Published February 13, 2012
Doctors have started treating a new type of eating disorder and warn aggressive anti-obesity campaigns may be harmful to some healthy children.
The phenomenon has been observed by the state of Victoria's, in Australia, three leading pediatric services, with doctors hospitalizing children who have lost up to a third of their body weight over a few months in an irrational desire to stay thin.
Royal Children's Hospital chair of adolescent health Susan Sawyer said this eating disorder, affecting children at the upper end of the healthy weight range, was only starting to be documented.
"When you're older and overweight it's a very simple message that weight loss is good for you," Sawyer said.

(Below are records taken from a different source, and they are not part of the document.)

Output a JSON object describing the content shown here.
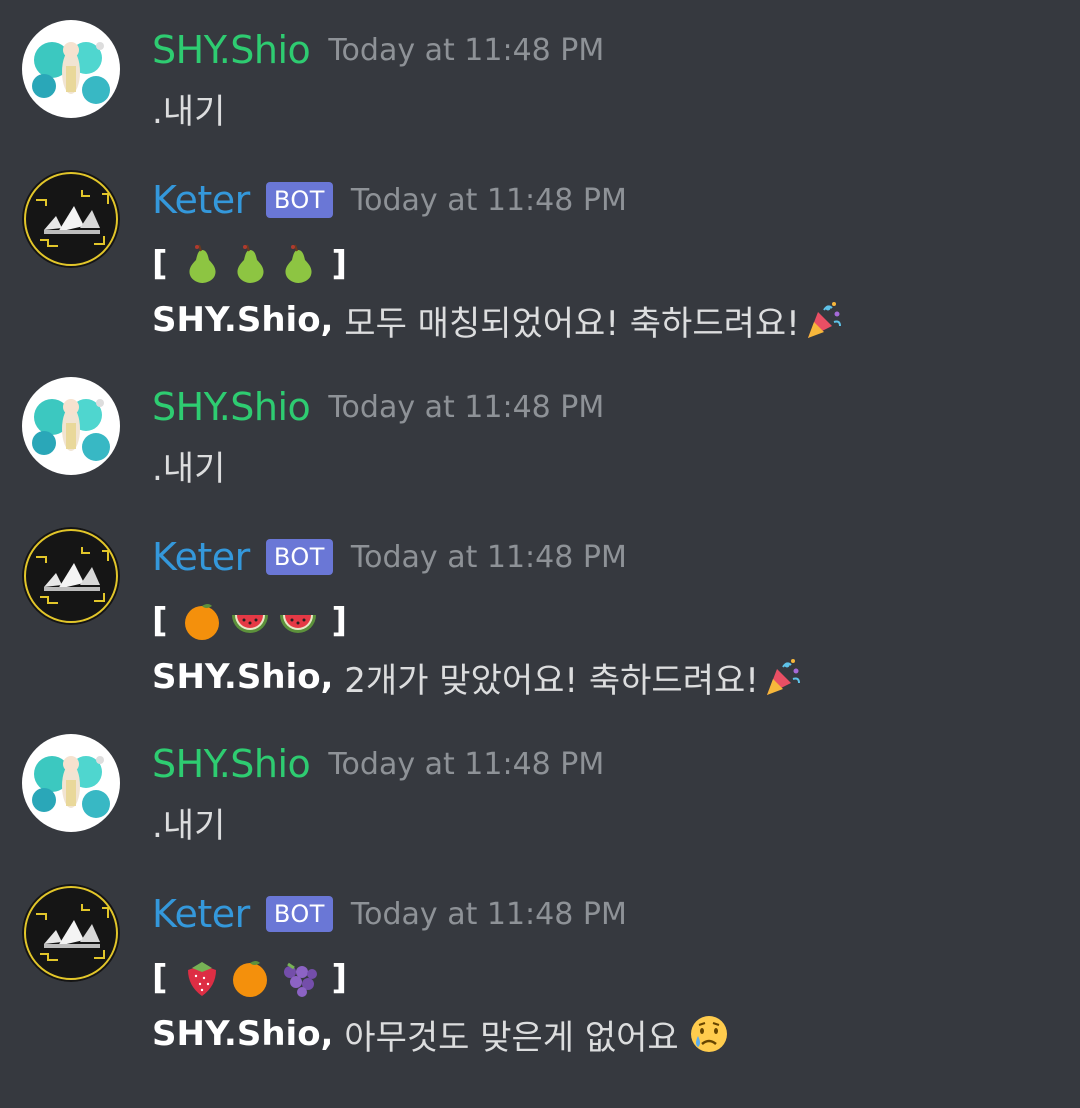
{
  "messages": [
    {
      "author": "SHY.Shio",
      "avatar_icon": "anime-girl-avatar",
      "timestamp": "Today at 11:48 PM",
      "text": ".내기"
    },
    {
      "author": "Keter",
      "badge": "BOT",
      "avatar_icon": "keter-bot-avatar",
      "timestamp": "Today at 11:48 PM",
      "result": {
        "open": "[",
        "close": "]",
        "slots": [
          "pear-emoji",
          "pear-emoji",
          "pear-emoji"
        ]
      },
      "mention": "SHY.Shio,",
      "text": " 모두 매칭되었어요! 축하드려요!",
      "trailing_emoji": "party-popper-emoji"
    },
    {
      "author": "SHY.Shio",
      "avatar_icon": "anime-girl-avatar",
      "timestamp": "Today at 11:48 PM",
      "text": ".내기"
    },
    {
      "author": "Keter",
      "badge": "BOT",
      "avatar_icon": "keter-bot-avatar",
      "timestamp": "Today at 11:48 PM",
      "result": {
        "open": "[",
        "close": "]",
        "slots": [
          "tangerine-emoji",
          "watermelon-emoji",
          "watermelon-emoji"
        ]
      },
      "mention": "SHY.Shio,",
      "text": " 2개가 맞았어요! 축하드려요!",
      "trailing_emoji": "party-popper-emoji"
    },
    {
      "author": "SHY.Shio",
      "avatar_icon": "anime-girl-avatar",
      "timestamp": "Today at 11:48 PM",
      "text": ".내기"
    },
    {
      "author": "Keter",
      "badge": "BOT",
      "avatar_icon": "keter-bot-avatar",
      "timestamp": "Today at 11:48 PM",
      "result": {
        "open": "[",
        "close": "]",
        "slots": [
          "strawberry-emoji",
          "tangerine-emoji",
          "grapes-emoji"
        ]
      },
      "mention": "SHY.Shio,",
      "text": " 아무것도 맞은게 없어요",
      "trailing_emoji": "crying-face-emoji"
    }
  ],
  "colors": {
    "background": "#36393f",
    "user_name": "#2ecc71",
    "bot_name": "#3498db",
    "bot_badge": "#6a77d6",
    "timestamp": "#8e9297",
    "text": "#dcddde"
  }
}
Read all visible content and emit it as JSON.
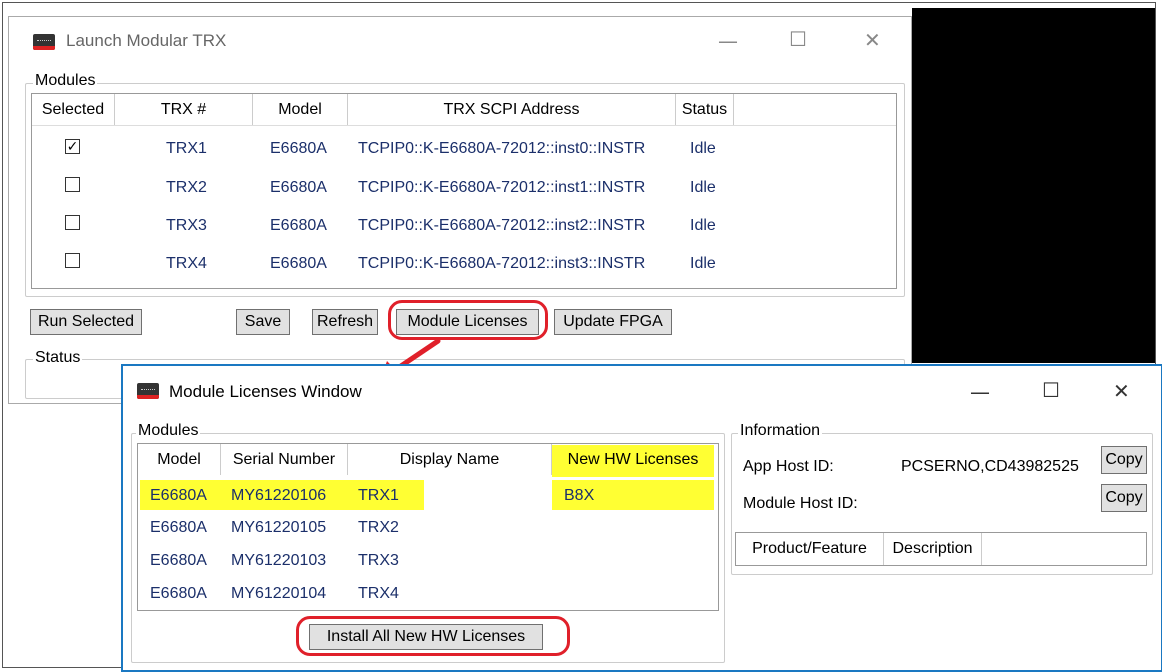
{
  "launch_window": {
    "title": "Launch Modular TRX",
    "modules_label": "Modules",
    "columns": [
      "Selected",
      "TRX #",
      "Model",
      "TRX SCPI Address",
      "Status"
    ],
    "rows": [
      {
        "selected": true,
        "check": "✓",
        "trx": "TRX1",
        "model": "E6680A",
        "address": "TCPIP0::K-E6680A-72012::inst0::INSTR",
        "status": "Idle"
      },
      {
        "selected": false,
        "check": "",
        "trx": "TRX2",
        "model": "E6680A",
        "address": "TCPIP0::K-E6680A-72012::inst1::INSTR",
        "status": "Idle"
      },
      {
        "selected": false,
        "check": "",
        "trx": "TRX3",
        "model": "E6680A",
        "address": "TCPIP0::K-E6680A-72012::inst2::INSTR",
        "status": "Idle"
      },
      {
        "selected": false,
        "check": "",
        "trx": "TRX4",
        "model": "E6680A",
        "address": "TCPIP0::K-E6680A-72012::inst3::INSTR",
        "status": "Idle"
      }
    ],
    "buttons": {
      "run_selected": "Run Selected",
      "save": "Save",
      "refresh": "Refresh",
      "module_licenses": "Module Licenses",
      "update_fpga": "Update FPGA"
    },
    "status_label": "Status"
  },
  "licenses_window": {
    "title": "Module Licenses Window",
    "modules_label": "Modules",
    "columns": [
      "Model",
      "Serial Number",
      "Display Name",
      "New HW Licenses"
    ],
    "rows": [
      {
        "model": "E6680A",
        "serial": "MY61220106",
        "display": "TRX1",
        "licenses": "B8X"
      },
      {
        "model": "E6680A",
        "serial": "MY61220105",
        "display": "TRX2",
        "licenses": ""
      },
      {
        "model": "E6680A",
        "serial": "MY61220103",
        "display": "TRX3",
        "licenses": ""
      },
      {
        "model": "E6680A",
        "serial": "MY61220104",
        "display": "TRX4",
        "licenses": ""
      }
    ],
    "install_button": "Install All New HW Licenses",
    "information": {
      "label": "Information",
      "app_host_label": "App Host ID:",
      "app_host_value": "PCSERNO,CD43982525",
      "module_host_label": "Module Host ID:",
      "copy_label": "Copy",
      "table_columns": [
        "Product/Feature",
        "Description"
      ]
    }
  },
  "window_controls": {
    "minimize": "—",
    "maximize": "☐",
    "close": "✕"
  },
  "colors": {
    "highlight": "#ffff33",
    "callout": "#e0202a",
    "active_border": "#1a78c2"
  }
}
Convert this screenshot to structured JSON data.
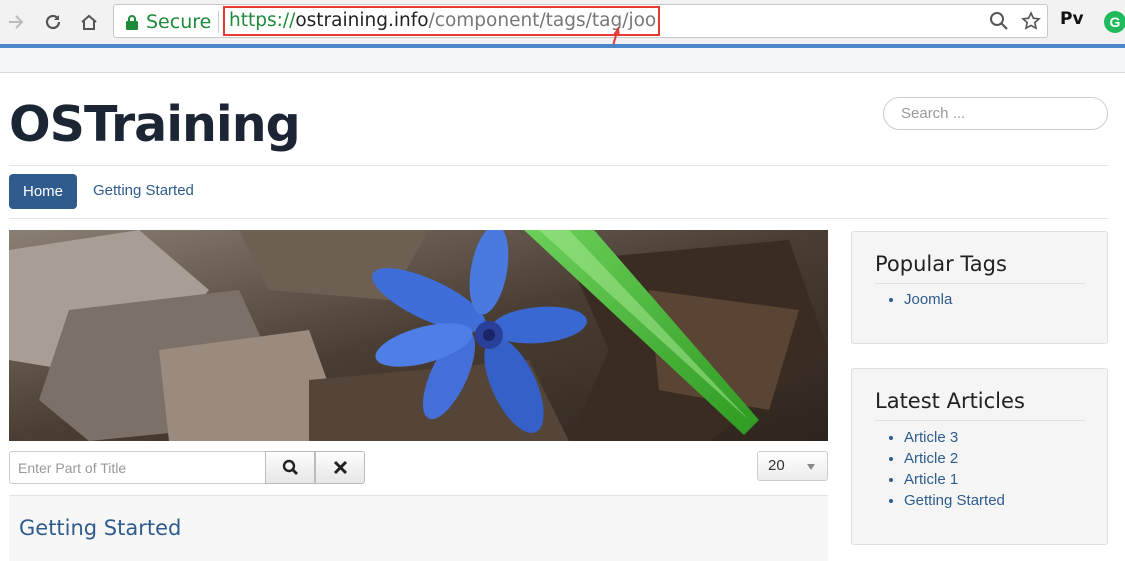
{
  "browser": {
    "secure_label": "Secure",
    "url_protocol": "https://",
    "url_host": "ostraining.info",
    "url_path": "/component/tags/tag/joomla",
    "extension_label": "Pv",
    "grammarly_letter": "G"
  },
  "site": {
    "title": "OSTraining",
    "search_placeholder": "Search ..."
  },
  "nav": {
    "items": [
      {
        "label": "Home"
      },
      {
        "label": "Getting Started"
      }
    ]
  },
  "tag_page": {
    "filter_placeholder": "Enter Part of Title",
    "limit_value": "20",
    "items": [
      {
        "title": "Getting Started"
      }
    ]
  },
  "sidebar": {
    "popular_tags": {
      "title": "Popular Tags",
      "items": [
        "Joomla"
      ]
    },
    "latest_articles": {
      "title": "Latest Articles",
      "items": [
        "Article 3",
        "Article 2",
        "Article 1",
        "Getting Started"
      ]
    }
  },
  "colors": {
    "link": "#2f5c8c",
    "nav_active": "#2f5c8c",
    "secure_green": "#1e8a3a",
    "highlight_red": "#e53935"
  }
}
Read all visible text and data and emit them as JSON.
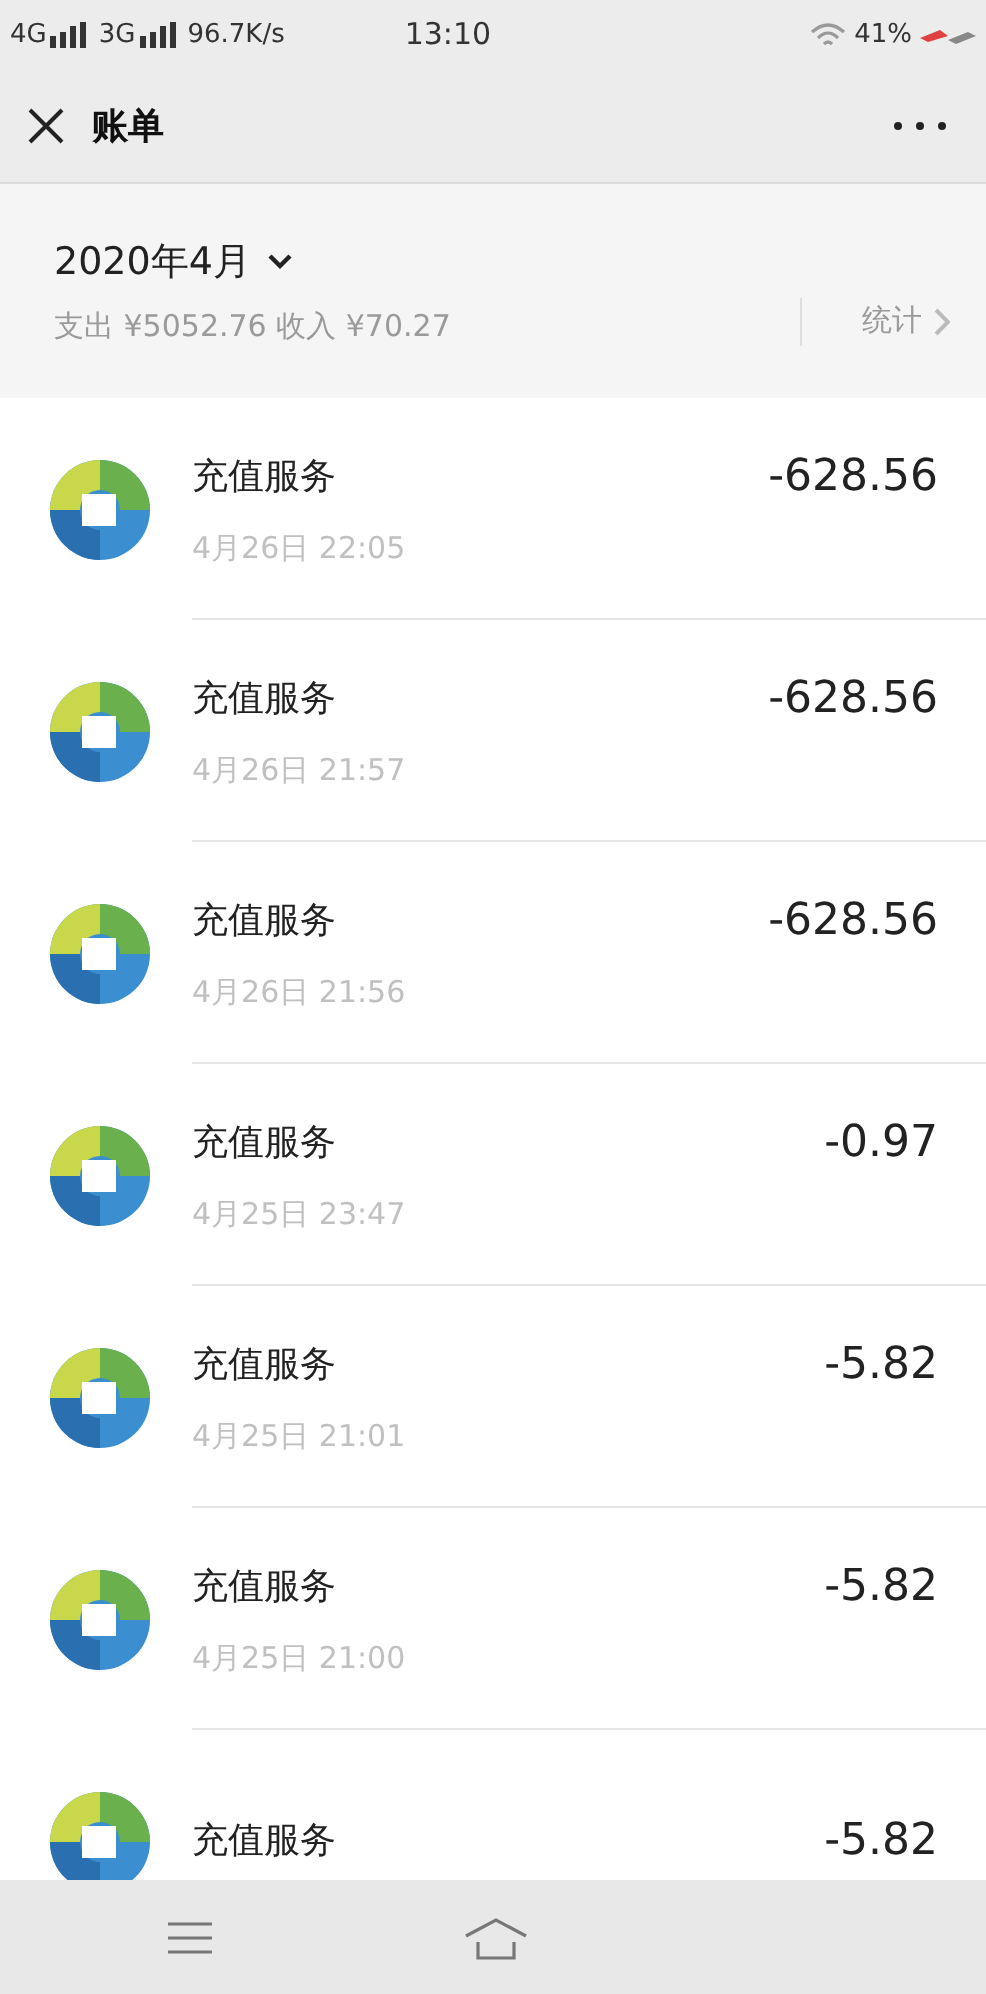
{
  "status_bar": {
    "network_1": "4G",
    "network_2": "3G",
    "speed": "96.7K/s",
    "time": "13:10",
    "battery": "41%"
  },
  "header": {
    "title": "账单"
  },
  "summary": {
    "month": "2020年4月",
    "expense": "支出 ¥5052.76 收入 ¥70.27",
    "stats": "统计"
  },
  "transactions": [
    {
      "name": "充值服务",
      "time": "4月26日 22:05",
      "amount": "-628.56"
    },
    {
      "name": "充值服务",
      "time": "4月26日 21:57",
      "amount": "-628.56"
    },
    {
      "name": "充值服务",
      "time": "4月26日 21:56",
      "amount": "-628.56"
    },
    {
      "name": "充值服务",
      "time": "4月25日 23:47",
      "amount": "-0.97"
    },
    {
      "name": "充值服务",
      "time": "4月25日 21:01",
      "amount": "-5.82"
    },
    {
      "name": "充值服务",
      "time": "4月25日 21:00",
      "amount": "-5.82"
    },
    {
      "name": "充值服务",
      "amount": "-5.82"
    }
  ]
}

"The difficulty with young people is that even if they are moderately overweight, they are still growing height-wise and are at risk of over-interpreting public health messages of 'low fat is good' to suggest that 'no fat is better.'
"For all intents and purposes, these adolescents have anorexia nervosa in terms of how unwell they are, the distorted body image and the amount of weight loss, but they are at a normal weight.
"This is very new."
Austin Hospital's medical director of mental health, Richard Newton, said he believed some of the nine and 10-year-olds being treated were becoming ill from "the panic" created by anti-obesity campaigns.
"We need to be giving healthy weight messages that don't vilify fatness, but actually encourage health," Newton, an associate professor, explained.
"Some of the health messages we give create panic. We have to reassure young people that if they do have a weight problem, it doesn't mean that makes them a bad person.
"We need to encourage people to not just consider physical health, but emotional wellbeing as well."